There are several limitations to this study, including the relatively small sample size and retrospective nature of the study. The high incidence of asymptomatic embolic events in the control population (46%) is difficult to explain, and may suggest that the MRI is a bit too sensitive. However, the authors convincingly argue that the pattern seen on the majority of MRIs is highly suggestive of chronic thromboembolic disease. Finally, during the study period, most patients were anticoagulated with warfarin, where time in therapeutic range (TTR) is often only ~50% and lower TTR has been associated with dementia.4 Whether the results would be similar with patients on newer oral anticoagulants is unknown. Will there be a prospective study of the effect of rate vs rhythm control on asymptomatic thomboemboli? The ongoing CABANA study,5 which randomizes patients to catheter ablation vs medical therapy, will examine this in a substudy.

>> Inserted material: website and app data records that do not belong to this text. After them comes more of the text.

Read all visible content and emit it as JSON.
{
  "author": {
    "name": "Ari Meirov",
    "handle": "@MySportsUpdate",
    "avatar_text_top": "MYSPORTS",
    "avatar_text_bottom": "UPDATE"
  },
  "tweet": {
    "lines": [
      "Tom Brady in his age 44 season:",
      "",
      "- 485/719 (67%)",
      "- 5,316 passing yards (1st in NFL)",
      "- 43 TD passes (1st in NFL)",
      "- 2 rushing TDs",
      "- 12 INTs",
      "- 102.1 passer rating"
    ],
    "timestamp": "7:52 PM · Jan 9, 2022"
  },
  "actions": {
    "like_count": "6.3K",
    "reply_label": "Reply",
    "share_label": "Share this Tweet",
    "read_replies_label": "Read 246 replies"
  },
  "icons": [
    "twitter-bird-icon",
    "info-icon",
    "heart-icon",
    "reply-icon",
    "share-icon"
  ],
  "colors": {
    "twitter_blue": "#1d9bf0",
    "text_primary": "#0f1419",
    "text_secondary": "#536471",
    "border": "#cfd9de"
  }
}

However, we are currently limited by the absence of an effective means to maintain sinus rhythm 100% of the time in AF patients, particularly those with persistent AF. So stay tuned — the relationship of asymptomatic cerebral emboli and dementia may reopen the issue of whether maintenance of sinus rhythm should be the goal in patients with AF.
- Wyse DG, et al. N Engl J Med 2002;347:1825-1833.
- Medi C, et al. J Am Coll Cardiol 2013;62:531-539.
- Bunch TJ, et al. Heart Rhythm 2010;7:433-437.
- Flaker GC, et al. Circ Cardiovasc Qual Outcomes 2010; 3:277-283.
- https://www.cabanatrial.org. Accessed December 17, 2013.